Activity.
The word "Settings" appears in some lines of the entries. Say how many, and give nothing but the number.

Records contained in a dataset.
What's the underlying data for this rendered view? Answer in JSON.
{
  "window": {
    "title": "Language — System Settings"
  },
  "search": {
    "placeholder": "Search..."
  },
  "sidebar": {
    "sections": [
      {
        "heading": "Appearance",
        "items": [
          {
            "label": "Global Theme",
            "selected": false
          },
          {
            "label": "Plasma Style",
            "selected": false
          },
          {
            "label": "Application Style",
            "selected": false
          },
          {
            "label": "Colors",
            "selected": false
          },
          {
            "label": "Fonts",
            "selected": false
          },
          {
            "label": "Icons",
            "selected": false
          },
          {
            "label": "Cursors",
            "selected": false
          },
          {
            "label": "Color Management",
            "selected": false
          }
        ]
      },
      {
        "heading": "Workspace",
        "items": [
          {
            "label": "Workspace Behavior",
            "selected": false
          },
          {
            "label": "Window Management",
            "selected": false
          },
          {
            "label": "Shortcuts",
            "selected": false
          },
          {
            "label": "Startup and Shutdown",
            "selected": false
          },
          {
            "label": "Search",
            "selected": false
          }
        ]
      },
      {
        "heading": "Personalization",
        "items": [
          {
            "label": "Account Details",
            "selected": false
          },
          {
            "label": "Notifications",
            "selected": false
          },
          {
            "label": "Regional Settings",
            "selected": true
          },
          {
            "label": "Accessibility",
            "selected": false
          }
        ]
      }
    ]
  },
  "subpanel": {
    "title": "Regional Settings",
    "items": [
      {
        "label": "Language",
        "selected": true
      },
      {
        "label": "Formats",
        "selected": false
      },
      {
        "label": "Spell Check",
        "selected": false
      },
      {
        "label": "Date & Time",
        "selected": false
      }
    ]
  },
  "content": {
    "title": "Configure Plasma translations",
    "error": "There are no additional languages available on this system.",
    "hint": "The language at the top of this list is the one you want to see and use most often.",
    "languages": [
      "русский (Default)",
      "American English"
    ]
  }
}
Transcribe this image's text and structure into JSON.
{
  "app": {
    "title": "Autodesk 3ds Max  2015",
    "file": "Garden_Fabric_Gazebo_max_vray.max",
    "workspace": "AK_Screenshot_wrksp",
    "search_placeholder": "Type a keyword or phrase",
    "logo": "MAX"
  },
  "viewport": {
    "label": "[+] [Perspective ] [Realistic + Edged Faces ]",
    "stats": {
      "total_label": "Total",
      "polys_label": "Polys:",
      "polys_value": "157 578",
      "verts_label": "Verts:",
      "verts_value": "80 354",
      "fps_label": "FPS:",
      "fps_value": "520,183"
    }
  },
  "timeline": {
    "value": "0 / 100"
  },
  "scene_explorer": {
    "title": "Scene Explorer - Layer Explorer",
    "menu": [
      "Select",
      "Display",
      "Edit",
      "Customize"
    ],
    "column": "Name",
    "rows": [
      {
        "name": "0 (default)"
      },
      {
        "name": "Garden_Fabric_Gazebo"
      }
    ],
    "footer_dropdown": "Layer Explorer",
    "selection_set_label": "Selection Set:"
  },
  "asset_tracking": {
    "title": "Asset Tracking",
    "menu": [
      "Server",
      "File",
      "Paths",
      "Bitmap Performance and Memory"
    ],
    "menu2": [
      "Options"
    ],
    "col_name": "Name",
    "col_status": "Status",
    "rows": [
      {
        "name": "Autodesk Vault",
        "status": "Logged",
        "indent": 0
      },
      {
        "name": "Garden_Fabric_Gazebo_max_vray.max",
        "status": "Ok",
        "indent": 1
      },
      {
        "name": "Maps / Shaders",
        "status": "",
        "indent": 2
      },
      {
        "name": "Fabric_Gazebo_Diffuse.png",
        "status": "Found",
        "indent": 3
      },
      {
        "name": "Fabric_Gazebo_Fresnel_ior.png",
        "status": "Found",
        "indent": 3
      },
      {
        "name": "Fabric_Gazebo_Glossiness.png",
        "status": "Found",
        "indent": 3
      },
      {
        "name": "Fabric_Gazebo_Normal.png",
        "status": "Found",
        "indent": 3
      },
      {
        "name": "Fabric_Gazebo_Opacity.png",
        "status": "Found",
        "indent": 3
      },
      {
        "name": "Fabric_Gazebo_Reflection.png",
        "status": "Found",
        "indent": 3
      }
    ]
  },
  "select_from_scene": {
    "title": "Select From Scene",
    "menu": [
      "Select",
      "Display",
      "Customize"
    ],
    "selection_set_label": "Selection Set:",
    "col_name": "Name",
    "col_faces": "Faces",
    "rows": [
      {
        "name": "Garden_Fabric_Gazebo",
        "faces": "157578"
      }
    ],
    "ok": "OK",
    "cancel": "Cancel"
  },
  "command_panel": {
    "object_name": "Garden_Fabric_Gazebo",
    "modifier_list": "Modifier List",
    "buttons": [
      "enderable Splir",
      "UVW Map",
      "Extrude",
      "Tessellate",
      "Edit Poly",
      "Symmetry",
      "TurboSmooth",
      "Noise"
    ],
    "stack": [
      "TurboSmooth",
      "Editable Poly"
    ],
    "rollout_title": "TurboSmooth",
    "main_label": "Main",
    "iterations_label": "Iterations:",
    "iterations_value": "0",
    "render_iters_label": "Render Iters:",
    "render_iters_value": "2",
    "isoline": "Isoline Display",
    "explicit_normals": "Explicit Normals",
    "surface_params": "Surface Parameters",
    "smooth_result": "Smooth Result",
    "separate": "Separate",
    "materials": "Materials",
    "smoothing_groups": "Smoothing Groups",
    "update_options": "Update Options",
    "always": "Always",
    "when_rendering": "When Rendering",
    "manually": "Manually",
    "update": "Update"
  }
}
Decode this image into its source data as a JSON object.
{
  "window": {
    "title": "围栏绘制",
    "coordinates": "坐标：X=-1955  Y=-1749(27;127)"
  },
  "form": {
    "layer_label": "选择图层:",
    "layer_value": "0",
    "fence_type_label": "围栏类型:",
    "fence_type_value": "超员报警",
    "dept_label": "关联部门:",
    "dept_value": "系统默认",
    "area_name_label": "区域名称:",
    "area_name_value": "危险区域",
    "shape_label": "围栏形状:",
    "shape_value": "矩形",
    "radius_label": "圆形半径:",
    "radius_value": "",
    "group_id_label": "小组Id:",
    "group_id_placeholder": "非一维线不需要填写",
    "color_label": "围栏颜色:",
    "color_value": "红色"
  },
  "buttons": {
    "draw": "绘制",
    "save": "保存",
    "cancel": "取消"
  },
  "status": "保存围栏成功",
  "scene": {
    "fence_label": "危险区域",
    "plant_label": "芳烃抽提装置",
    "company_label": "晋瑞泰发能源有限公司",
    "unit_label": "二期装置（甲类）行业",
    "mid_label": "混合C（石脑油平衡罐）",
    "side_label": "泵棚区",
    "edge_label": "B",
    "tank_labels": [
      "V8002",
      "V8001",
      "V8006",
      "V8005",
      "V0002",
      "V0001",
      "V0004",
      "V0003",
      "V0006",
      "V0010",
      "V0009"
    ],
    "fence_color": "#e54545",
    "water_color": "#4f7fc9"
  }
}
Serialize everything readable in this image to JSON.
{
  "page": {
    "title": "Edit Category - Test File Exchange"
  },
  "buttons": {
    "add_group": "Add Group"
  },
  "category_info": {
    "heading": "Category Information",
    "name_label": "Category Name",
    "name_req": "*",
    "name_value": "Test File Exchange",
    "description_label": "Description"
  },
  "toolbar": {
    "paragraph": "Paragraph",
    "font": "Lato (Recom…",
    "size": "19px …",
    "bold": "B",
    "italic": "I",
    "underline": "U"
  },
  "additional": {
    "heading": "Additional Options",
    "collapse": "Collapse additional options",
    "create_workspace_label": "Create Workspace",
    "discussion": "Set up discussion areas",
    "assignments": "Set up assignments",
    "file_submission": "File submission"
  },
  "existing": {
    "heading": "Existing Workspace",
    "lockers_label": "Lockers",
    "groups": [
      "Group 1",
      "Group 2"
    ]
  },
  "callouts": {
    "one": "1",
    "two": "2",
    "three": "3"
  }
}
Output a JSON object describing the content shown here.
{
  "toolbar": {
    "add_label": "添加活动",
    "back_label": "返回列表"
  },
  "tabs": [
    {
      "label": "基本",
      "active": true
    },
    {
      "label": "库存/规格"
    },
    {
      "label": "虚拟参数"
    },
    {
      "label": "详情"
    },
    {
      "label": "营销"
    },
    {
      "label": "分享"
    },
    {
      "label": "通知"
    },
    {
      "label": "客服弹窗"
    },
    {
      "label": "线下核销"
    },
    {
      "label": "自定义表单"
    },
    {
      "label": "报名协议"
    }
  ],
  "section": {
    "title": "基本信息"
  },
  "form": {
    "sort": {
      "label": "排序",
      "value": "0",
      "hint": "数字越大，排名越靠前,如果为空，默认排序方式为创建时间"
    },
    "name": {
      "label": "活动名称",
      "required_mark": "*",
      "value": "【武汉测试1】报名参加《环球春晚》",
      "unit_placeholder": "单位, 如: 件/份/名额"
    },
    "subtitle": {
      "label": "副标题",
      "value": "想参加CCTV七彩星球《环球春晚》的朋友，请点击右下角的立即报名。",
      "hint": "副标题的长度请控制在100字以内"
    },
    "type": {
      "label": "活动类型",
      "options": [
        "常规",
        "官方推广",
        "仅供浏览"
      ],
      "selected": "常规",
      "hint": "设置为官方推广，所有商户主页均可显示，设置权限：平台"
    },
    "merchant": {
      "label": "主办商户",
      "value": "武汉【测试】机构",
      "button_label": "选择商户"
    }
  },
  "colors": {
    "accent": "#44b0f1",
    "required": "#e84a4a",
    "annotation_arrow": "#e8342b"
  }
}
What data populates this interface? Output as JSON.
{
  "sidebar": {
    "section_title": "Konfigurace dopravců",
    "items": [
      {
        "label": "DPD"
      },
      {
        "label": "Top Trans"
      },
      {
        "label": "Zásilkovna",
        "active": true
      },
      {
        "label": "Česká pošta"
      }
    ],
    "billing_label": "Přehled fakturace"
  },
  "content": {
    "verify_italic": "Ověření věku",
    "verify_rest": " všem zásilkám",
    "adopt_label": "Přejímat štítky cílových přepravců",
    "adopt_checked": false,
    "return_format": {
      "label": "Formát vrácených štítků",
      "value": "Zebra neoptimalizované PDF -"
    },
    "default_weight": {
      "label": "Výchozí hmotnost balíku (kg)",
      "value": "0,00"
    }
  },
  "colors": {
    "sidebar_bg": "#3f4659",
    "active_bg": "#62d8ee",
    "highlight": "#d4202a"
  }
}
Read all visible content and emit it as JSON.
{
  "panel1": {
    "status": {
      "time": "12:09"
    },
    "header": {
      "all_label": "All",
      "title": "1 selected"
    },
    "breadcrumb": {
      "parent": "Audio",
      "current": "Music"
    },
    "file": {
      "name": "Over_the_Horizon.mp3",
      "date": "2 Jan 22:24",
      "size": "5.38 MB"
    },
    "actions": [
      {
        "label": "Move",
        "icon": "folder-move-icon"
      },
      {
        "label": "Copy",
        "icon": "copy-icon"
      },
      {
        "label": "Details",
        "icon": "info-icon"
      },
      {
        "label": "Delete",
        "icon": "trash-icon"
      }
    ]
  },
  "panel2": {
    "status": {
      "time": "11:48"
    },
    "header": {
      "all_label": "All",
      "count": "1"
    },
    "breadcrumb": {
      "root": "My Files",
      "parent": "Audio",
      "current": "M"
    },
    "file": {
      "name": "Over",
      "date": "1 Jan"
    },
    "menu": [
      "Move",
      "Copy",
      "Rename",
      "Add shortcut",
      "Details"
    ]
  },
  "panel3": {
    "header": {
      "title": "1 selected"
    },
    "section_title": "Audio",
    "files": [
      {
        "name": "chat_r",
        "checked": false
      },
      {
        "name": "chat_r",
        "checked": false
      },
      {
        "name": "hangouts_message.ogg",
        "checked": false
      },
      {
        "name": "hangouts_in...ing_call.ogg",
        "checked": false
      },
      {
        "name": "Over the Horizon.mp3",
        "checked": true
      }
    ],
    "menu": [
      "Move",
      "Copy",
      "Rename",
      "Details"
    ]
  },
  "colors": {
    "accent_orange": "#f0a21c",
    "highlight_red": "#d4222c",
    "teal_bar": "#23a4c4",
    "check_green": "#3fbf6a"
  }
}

Output below.
3